WHAT IS NEEDED: Which lines below hold the word "desc"? Copy all of them.

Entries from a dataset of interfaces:
== Segment start ==

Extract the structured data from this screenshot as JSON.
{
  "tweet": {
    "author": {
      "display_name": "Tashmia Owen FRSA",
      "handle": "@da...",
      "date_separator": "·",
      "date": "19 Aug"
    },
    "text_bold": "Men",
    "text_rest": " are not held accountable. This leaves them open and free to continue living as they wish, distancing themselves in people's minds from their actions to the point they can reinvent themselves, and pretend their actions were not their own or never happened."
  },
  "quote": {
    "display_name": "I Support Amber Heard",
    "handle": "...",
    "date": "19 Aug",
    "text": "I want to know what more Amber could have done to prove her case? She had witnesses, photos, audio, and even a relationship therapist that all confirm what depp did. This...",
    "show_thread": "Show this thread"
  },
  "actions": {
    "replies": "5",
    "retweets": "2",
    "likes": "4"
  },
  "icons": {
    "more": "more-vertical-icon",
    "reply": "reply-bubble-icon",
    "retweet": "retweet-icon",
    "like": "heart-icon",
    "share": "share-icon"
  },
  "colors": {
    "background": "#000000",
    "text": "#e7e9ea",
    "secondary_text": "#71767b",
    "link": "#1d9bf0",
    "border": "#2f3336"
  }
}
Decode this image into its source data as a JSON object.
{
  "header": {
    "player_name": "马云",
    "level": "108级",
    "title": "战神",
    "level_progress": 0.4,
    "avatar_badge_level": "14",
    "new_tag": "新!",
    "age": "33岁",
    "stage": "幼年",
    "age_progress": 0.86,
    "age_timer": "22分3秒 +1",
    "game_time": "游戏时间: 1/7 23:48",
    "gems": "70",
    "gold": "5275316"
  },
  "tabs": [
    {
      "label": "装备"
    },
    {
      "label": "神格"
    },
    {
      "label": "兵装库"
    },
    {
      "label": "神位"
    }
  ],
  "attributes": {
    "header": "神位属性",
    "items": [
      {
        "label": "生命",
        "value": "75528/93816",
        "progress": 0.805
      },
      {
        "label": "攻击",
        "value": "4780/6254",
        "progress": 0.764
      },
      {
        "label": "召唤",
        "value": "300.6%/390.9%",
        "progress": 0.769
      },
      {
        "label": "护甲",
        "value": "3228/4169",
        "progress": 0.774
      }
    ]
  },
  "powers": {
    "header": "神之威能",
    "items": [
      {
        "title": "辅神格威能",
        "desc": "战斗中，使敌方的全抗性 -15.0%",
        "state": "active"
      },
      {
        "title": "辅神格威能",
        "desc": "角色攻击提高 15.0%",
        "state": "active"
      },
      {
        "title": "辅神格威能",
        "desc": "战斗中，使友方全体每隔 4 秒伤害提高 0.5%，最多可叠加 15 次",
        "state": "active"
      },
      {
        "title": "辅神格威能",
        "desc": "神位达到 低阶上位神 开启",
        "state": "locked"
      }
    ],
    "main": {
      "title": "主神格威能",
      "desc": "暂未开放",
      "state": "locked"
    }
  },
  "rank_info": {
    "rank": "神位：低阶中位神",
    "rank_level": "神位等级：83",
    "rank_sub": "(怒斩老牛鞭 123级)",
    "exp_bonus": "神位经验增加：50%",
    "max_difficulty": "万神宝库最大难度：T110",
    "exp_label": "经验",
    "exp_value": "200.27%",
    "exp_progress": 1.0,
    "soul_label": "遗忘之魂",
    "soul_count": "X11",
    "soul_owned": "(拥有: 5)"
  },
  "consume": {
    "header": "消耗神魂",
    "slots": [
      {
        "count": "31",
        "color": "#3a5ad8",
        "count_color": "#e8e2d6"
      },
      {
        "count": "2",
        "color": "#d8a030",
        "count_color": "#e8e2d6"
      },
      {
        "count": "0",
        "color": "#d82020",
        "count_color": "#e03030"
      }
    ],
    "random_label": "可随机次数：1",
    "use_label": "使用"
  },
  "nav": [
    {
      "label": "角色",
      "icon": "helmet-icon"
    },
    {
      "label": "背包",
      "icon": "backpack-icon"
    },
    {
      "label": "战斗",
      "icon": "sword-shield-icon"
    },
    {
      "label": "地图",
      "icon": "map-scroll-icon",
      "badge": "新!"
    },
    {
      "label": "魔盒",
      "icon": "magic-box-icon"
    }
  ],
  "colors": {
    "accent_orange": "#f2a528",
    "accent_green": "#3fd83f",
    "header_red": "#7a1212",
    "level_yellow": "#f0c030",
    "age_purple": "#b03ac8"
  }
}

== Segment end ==

TASK SOLUTION:
        "desc": "战斗中，使敌方的全抗性 -15.0%",
        "desc": "角色攻击提高 15.0%",
        "desc": "战斗中，使友方全体每隔 4 秒伤害提高 0.5%，最多可叠加 15 次",
        "desc": "神位达到 低阶上位神 开启",
      "desc": "暂未开放",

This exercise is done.